There's a lot of talk about how blue this game is, but I think that might be missing the point. The real secret is that this game is perfectly timed to the music video for Eiffel 65's hit song Blue. Don't believe me? download the pdf, then hit play on this video and read along. Crazy right? Some serious, next level, Pink Floyd stuff going on here.


Needs more shades of blue. Can’t wait for the sequel game

The sequel is going to be even better, I can’t wait either 


I think the controversial question that isn't being asked is "Is this Blue enough?".


I was struck just the other day by how many of my games just... they weren't blue enough. Seriously, i flip from page to page, maybe a lil blue... sometimes? but just not enough.

The Blue Game is exactly what I needed, it revolutionized my gaming experience.

Thank you, Dee.


I'm glad I could be part of this journey for you.


This game is blue. No it's very blue. It is exceedingly blue in a way that not may other games are blue.

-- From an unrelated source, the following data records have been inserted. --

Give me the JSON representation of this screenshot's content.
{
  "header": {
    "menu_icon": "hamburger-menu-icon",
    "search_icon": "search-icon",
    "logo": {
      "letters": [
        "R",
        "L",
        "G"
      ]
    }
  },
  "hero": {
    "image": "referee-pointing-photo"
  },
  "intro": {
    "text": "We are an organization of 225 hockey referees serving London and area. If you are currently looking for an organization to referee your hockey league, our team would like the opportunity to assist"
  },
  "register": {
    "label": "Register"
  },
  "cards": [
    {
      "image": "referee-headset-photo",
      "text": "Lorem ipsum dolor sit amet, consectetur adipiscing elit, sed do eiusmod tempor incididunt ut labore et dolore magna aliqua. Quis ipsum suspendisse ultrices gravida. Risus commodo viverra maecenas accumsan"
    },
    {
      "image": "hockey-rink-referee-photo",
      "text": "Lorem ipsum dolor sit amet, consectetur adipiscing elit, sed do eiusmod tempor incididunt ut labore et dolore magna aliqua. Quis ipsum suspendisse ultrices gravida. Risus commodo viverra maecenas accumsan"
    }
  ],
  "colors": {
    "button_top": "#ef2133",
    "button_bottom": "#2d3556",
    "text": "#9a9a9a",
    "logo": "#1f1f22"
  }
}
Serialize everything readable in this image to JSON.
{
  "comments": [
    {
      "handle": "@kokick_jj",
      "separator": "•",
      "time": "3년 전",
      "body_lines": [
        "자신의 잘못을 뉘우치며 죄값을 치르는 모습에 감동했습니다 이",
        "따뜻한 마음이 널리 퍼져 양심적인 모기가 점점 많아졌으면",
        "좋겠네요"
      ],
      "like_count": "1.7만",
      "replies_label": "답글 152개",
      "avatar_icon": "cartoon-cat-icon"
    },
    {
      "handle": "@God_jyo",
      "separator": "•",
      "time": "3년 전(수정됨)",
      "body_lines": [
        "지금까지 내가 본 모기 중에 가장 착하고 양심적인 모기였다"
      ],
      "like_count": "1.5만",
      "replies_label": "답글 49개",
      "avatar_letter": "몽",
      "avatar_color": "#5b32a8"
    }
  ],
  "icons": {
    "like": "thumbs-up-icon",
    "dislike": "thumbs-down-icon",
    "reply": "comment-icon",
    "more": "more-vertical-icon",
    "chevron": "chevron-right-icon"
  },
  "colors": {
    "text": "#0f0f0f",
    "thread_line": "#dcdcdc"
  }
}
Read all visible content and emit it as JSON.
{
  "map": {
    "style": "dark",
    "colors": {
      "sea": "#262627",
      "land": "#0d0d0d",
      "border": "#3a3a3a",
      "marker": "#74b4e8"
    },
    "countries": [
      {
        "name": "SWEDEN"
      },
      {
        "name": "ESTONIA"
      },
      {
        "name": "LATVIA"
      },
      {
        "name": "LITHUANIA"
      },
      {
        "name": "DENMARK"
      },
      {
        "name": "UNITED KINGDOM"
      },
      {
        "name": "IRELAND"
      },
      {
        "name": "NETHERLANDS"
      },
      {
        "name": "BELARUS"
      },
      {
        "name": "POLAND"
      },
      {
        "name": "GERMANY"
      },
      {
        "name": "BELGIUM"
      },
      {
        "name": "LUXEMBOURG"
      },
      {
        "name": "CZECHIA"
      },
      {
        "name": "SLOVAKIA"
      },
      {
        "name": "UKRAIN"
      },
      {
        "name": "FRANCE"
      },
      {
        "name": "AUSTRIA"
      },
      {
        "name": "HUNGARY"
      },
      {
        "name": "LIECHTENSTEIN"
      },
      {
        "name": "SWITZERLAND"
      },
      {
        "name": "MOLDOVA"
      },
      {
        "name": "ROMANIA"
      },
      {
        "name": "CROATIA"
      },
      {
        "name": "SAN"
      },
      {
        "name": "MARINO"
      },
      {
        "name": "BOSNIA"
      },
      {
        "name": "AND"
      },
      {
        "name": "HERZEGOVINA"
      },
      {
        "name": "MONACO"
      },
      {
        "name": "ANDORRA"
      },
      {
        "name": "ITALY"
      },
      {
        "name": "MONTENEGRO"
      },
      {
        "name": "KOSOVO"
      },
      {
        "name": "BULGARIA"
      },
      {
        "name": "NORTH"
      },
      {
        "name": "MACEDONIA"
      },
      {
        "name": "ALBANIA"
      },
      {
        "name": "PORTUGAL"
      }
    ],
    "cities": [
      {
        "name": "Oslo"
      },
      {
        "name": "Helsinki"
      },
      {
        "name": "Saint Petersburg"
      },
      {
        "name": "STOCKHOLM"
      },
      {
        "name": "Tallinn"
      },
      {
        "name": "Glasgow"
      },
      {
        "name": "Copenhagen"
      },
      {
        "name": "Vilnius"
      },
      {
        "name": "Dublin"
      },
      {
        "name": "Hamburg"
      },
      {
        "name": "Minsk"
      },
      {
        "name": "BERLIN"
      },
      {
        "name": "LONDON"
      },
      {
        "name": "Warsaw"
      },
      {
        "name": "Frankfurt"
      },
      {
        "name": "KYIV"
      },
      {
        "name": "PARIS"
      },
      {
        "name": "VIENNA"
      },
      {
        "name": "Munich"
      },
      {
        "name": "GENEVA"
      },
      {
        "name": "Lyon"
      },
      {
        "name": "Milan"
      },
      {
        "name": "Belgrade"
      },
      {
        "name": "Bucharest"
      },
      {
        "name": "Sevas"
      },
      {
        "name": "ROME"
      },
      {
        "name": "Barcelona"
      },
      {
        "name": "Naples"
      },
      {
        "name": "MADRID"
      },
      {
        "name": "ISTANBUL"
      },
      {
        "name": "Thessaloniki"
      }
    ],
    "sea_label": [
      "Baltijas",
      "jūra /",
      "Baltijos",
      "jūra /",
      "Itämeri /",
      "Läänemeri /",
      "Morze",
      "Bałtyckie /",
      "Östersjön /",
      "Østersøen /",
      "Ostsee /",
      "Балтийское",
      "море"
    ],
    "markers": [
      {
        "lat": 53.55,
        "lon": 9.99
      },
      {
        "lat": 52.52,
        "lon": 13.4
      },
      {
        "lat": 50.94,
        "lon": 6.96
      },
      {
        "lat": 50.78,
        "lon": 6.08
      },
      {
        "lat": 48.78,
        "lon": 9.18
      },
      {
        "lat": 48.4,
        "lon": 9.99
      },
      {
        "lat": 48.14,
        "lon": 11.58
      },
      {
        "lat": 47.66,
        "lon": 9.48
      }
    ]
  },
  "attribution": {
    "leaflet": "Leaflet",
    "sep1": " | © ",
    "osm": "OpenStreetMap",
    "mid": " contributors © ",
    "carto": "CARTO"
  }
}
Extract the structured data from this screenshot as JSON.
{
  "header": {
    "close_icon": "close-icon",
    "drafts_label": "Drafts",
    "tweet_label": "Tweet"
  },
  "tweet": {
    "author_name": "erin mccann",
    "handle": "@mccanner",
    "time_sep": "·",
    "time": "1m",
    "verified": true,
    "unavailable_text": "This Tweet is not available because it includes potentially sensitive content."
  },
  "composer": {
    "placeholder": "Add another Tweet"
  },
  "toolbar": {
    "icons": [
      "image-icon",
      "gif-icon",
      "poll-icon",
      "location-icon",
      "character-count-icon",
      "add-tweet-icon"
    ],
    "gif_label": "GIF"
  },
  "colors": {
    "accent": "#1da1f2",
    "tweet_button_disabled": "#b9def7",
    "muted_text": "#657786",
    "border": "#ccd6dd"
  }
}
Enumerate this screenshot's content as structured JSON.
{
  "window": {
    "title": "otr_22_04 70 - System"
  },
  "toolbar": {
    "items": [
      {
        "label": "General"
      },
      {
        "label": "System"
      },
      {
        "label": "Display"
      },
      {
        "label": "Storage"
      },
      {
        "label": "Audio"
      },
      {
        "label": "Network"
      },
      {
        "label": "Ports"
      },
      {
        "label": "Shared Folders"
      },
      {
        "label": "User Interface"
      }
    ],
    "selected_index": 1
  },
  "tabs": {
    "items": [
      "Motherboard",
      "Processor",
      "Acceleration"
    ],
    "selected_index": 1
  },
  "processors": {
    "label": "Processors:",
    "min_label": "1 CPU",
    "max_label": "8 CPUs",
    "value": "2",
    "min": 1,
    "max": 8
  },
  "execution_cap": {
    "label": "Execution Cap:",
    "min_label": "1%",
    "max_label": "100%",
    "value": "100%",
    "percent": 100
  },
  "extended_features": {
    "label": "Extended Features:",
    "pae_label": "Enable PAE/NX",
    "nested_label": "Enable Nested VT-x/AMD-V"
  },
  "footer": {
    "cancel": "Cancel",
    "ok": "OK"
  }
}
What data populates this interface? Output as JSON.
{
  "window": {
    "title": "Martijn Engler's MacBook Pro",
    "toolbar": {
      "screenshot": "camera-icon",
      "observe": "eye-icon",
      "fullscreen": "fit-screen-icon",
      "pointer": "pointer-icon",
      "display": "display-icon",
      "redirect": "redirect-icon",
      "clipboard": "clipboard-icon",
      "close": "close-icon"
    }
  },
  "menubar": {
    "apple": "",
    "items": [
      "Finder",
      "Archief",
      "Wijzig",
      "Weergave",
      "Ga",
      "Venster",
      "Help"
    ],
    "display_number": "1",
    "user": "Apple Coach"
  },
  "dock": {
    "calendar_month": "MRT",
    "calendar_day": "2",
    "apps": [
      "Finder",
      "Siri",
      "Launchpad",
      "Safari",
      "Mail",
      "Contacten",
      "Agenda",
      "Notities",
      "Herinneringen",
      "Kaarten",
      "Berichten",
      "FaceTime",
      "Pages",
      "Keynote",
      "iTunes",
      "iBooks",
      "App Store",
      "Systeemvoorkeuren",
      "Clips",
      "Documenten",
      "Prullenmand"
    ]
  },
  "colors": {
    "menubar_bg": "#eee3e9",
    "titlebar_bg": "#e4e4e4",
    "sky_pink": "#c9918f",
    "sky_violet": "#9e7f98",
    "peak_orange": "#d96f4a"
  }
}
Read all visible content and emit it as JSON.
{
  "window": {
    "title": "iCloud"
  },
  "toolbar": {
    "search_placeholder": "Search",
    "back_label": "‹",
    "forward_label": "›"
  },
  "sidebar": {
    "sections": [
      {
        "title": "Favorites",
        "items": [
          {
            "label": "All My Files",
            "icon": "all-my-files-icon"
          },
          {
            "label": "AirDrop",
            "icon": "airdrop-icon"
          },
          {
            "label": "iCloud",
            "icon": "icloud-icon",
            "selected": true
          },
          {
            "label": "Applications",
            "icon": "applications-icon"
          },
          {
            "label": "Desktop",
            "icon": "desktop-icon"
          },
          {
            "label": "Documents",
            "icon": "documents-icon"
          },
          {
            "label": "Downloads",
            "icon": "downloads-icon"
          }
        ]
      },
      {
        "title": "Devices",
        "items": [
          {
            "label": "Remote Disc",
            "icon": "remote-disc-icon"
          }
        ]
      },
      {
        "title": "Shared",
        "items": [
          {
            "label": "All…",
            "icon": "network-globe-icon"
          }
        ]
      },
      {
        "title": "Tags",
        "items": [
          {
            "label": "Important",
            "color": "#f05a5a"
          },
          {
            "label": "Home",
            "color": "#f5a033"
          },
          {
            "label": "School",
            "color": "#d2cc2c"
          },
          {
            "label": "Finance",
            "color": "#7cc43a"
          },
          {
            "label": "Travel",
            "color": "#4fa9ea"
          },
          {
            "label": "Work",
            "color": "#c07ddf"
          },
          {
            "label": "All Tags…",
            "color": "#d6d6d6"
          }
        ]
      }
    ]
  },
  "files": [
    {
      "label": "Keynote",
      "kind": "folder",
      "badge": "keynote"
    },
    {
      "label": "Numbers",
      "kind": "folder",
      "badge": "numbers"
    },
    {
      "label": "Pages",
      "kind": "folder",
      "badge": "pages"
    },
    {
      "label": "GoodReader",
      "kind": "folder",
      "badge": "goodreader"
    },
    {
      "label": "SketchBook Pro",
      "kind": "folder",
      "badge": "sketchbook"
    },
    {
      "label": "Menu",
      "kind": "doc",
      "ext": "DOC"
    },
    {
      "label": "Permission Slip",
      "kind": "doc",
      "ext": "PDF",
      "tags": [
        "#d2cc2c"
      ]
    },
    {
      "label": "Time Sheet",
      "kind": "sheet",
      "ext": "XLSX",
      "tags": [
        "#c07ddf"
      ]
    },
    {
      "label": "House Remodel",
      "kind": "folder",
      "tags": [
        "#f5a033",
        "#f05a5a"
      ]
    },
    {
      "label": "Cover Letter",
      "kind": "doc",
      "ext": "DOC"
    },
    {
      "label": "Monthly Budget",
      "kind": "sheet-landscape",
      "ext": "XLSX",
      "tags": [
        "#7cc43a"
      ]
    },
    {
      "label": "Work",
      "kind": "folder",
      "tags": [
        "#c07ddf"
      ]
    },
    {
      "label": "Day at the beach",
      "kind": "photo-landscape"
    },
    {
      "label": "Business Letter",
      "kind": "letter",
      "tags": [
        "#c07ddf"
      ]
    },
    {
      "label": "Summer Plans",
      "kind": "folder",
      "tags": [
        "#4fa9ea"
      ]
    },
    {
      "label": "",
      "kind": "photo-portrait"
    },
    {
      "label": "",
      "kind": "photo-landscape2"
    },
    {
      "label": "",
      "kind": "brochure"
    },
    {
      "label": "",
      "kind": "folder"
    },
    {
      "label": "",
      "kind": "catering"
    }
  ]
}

You have captured the essence of what this game is supposed to be, not many people understand this game so well.